Task objective: Search the entries below for "Земельна" and copy each matching line.

Task inputs:

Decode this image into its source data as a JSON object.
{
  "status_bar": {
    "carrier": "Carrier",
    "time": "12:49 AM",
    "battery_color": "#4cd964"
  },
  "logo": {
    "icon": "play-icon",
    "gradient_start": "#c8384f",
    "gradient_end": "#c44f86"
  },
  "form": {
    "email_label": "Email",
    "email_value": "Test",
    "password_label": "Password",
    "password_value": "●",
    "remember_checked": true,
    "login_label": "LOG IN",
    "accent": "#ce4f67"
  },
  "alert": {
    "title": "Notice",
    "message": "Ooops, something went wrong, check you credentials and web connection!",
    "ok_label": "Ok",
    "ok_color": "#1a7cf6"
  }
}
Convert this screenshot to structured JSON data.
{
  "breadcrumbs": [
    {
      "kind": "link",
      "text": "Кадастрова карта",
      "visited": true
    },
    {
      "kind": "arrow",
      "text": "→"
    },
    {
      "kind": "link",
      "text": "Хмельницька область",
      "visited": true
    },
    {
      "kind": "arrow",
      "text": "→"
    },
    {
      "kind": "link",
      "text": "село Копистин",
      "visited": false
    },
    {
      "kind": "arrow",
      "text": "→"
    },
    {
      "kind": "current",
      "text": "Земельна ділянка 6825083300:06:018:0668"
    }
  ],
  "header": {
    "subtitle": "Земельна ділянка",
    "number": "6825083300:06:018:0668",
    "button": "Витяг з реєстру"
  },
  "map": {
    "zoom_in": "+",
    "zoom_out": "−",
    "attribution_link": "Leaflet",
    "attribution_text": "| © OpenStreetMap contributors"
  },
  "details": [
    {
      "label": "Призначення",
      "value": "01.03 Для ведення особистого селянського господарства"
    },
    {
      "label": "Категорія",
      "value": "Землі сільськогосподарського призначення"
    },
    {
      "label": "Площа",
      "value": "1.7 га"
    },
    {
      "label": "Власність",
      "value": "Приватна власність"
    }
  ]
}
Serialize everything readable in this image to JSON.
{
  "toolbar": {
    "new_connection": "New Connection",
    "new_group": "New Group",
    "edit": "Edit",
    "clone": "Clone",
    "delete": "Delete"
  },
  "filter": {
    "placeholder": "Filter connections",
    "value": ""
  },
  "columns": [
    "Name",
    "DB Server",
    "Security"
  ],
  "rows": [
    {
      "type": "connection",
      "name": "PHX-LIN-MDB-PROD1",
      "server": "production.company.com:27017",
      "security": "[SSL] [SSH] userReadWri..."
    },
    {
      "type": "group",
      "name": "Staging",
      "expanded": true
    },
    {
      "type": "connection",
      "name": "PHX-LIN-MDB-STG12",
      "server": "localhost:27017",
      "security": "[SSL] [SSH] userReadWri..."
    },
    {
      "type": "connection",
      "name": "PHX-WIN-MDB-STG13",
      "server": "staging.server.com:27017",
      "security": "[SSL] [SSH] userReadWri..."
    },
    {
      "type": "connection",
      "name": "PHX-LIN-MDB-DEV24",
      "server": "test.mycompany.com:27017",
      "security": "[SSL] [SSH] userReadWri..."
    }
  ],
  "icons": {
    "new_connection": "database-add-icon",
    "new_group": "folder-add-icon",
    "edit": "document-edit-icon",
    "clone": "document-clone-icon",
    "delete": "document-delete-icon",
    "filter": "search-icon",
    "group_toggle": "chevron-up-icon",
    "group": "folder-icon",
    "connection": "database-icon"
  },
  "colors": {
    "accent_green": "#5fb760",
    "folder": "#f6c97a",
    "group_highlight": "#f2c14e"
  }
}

Problem solution:
      "text": "Земельна ділянка 6825083300:06:018:0668"
    "subtitle": "Земельна ділянка",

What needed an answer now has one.